= Directions =
Copy exactly, no pictures: every line from the one that contains "Extract the structured" through the end of the entries below.

= Records excerpted from a collection =

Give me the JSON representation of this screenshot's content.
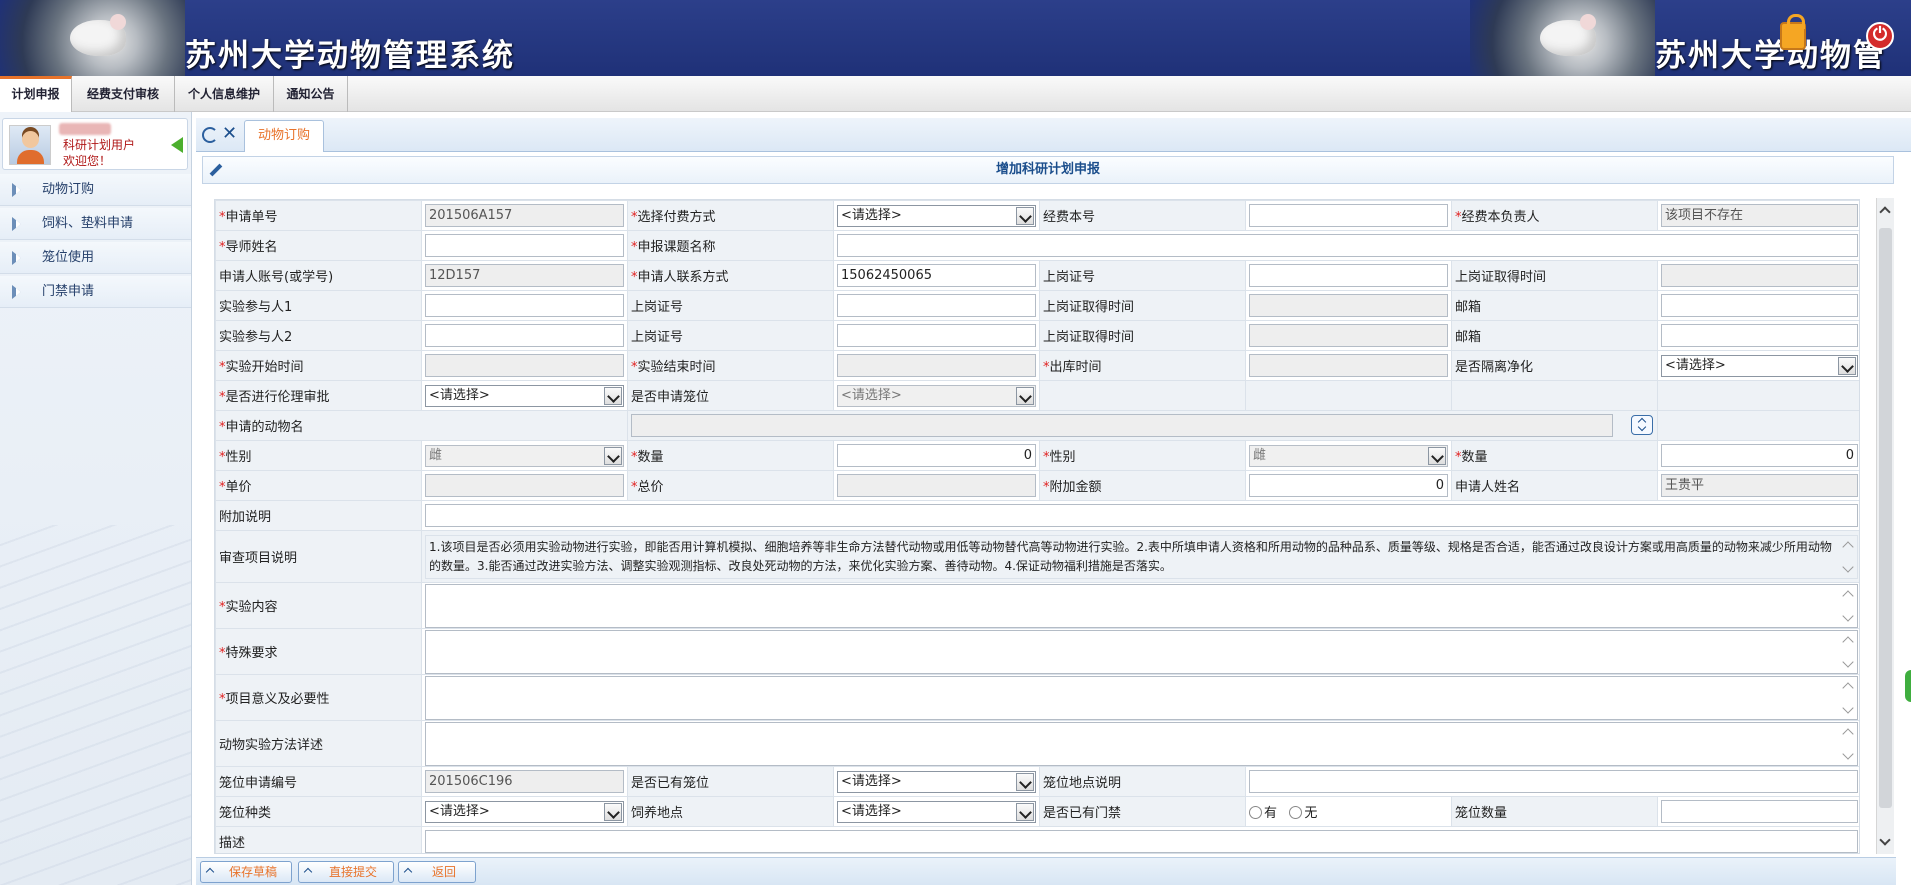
{
  "app": {
    "title": "苏州大学动物管理系统",
    "title_repeat": "苏州大学动物管"
  },
  "colors": {
    "banner": "#1f3178",
    "accent": "#e8732a",
    "required": "#e02020",
    "link": "#1b4e8c"
  },
  "topnav": [
    {
      "label": "计划申报",
      "active": true
    },
    {
      "label": "经费支付审核"
    },
    {
      "label": "个人信息维护"
    },
    {
      "label": "通知公告"
    }
  ],
  "user": {
    "role": "科研计划用户",
    "welcome": "欢迎您！"
  },
  "sidebar": {
    "items": [
      {
        "label": "动物订购"
      },
      {
        "label": "饲料、垫料申请"
      },
      {
        "label": "笼位使用"
      },
      {
        "label": "门禁申请"
      }
    ]
  },
  "tab": {
    "label": "动物订购"
  },
  "form": {
    "title": "增加科研计划申报",
    "select_default": "<请选择>",
    "sex_default": "雌",
    "f": {
      "apply_no": {
        "label": "申请单号",
        "value": "201506A157"
      },
      "pay_method": {
        "label": "选择付费方式"
      },
      "fund_no": {
        "label": "经费本号"
      },
      "fund_owner": {
        "label": "经费本负责人",
        "value": "该项目不存在"
      },
      "tutor": {
        "label": "导师姓名"
      },
      "topic": {
        "label": "申报课题名称"
      },
      "account": {
        "label": "申请人账号(或学号)",
        "value": "12D157"
      },
      "phone": {
        "label": "申请人联系方式",
        "value": "15062450065"
      },
      "cert": {
        "label": "上岗证号"
      },
      "cert_time": {
        "label": "上岗证取得时间"
      },
      "p1": {
        "label": "实验参与人1"
      },
      "p2": {
        "label": "实验参与人2"
      },
      "email": {
        "label": "邮箱"
      },
      "start": {
        "label": "实验开始时间"
      },
      "end": {
        "label": "实验结束时间"
      },
      "out": {
        "label": "出库时间"
      },
      "isolate": {
        "label": "是否隔离净化"
      },
      "ethics": {
        "label": "是否进行伦理审批"
      },
      "cage_req": {
        "label": "是否申请笼位"
      },
      "animal": {
        "label": "申请的动物名"
      },
      "sex": {
        "label": "性别"
      },
      "qty": {
        "label": "数量",
        "value": "0"
      },
      "unit_price": {
        "label": "单价"
      },
      "total": {
        "label": "总价"
      },
      "extra": {
        "label": "附加金额",
        "value": "0"
      },
      "applicant": {
        "label": "申请人姓名",
        "value": "王贵平"
      },
      "note": {
        "label": "附加说明"
      },
      "review": {
        "label": "审查项目说明",
        "value": "1.该项目是否必须用实验动物进行实验，即能否用计算机模拟、细胞培养等非生命方法替代动物或用低等动物替代高等动物进行实验。2.表中所填申请人资格和所用动物的品种品系、质量等级、规格是否合适，能否通过改良设计方案或用高质量的动物来减少所用动物的数量。3.能否通过改进实验方法、调整实验观测指标、改良处死动物的方法，来优化实验方案、善待动物。4.保证动物福利措施是否落实。"
      },
      "content": {
        "label": "实验内容"
      },
      "special": {
        "label": "特殊要求"
      },
      "significance": {
        "label": "项目意义及必要性"
      },
      "method": {
        "label": "动物实验方法详述"
      },
      "cage_no": {
        "label": "笼位申请编号",
        "value": "201506C196"
      },
      "has_cage": {
        "label": "是否已有笼位"
      },
      "cage_place": {
        "label": "笼位地点说明"
      },
      "cage_type": {
        "label": "笼位种类"
      },
      "feed_place": {
        "label": "饲养地点"
      },
      "door": {
        "label": "是否已有门禁",
        "yes": "有",
        "no": "无"
      },
      "cage_count": {
        "label": "笼位数量"
      },
      "desc": {
        "label": "描述"
      }
    }
  },
  "buttons": {
    "save": "保存草稿",
    "submit": "直接提交",
    "back": "返回"
  }
}
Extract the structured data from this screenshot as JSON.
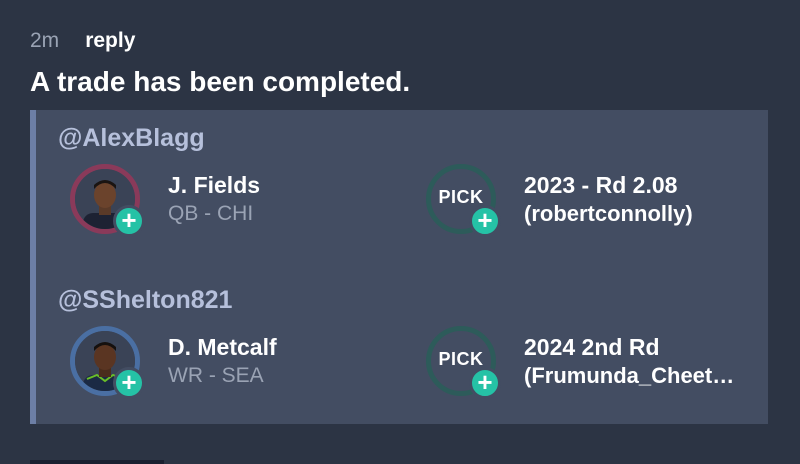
{
  "meta": {
    "time": "2m",
    "reply_label": "reply"
  },
  "message": "A trade has been completed.",
  "trade": {
    "sides": [
      {
        "owner": "@AlexBlagg",
        "player": {
          "name": "J. Fields",
          "position_team": "QB - CHI",
          "add_icon": "plus-icon"
        },
        "pick": {
          "badge": "PICK",
          "title": "2023 - Rd 2.08",
          "owner": "(robertconnolly)",
          "add_icon": "plus-icon"
        }
      },
      {
        "owner": "@SShelton821",
        "player": {
          "name": "D. Metcalf",
          "position_team": "WR - SEA",
          "add_icon": "plus-icon"
        },
        "pick": {
          "badge": "PICK",
          "title": "2024 2nd Rd",
          "owner": "(Frumunda_Cheet…",
          "add_icon": "plus-icon"
        }
      }
    ]
  },
  "colors": {
    "background": "#2c3444",
    "card": "#434d62",
    "accent_plus": "#25c2a6",
    "owner_text": "#b6c0db",
    "bears_ring": "#8a3a5a",
    "seahawks_ring": "#4a6fa3",
    "pick_ring": "#2d5b5a"
  }
}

= Answer to the exercise =
Extract the structured data from this screenshot as JSON.
{
  "meta": {
    "time": "2m",
    "reply_label": "reply"
  },
  "message": "A trade has been completed.",
  "trade": {
    "sides": [
      {
        "owner": "@AlexBlagg",
        "player": {
          "name": "J. Fields",
          "position_team": "QB - CHI",
          "add_icon": "plus-icon"
        },
        "pick": {
          "badge": "PICK",
          "title": "2023 - Rd 2.08",
          "owner": "(robertconnolly)",
          "add_icon": "plus-icon"
        }
      },
      {
        "owner": "@SShelton821",
        "player": {
          "name": "D. Metcalf",
          "position_team": "WR - SEA",
          "add_icon": "plus-icon"
        },
        "pick": {
          "badge": "PICK",
          "title": "2024 2nd Rd",
          "owner": "(Frumunda_Cheet…",
          "add_icon": "plus-icon"
        }
      }
    ]
  },
  "colors": {
    "background": "#2c3444",
    "card": "#434d62",
    "accent_plus": "#25c2a6",
    "owner_text": "#b6c0db",
    "bears_ring": "#8a3a5a",
    "seahawks_ring": "#4a6fa3",
    "pick_ring": "#2d5b5a"
  }
}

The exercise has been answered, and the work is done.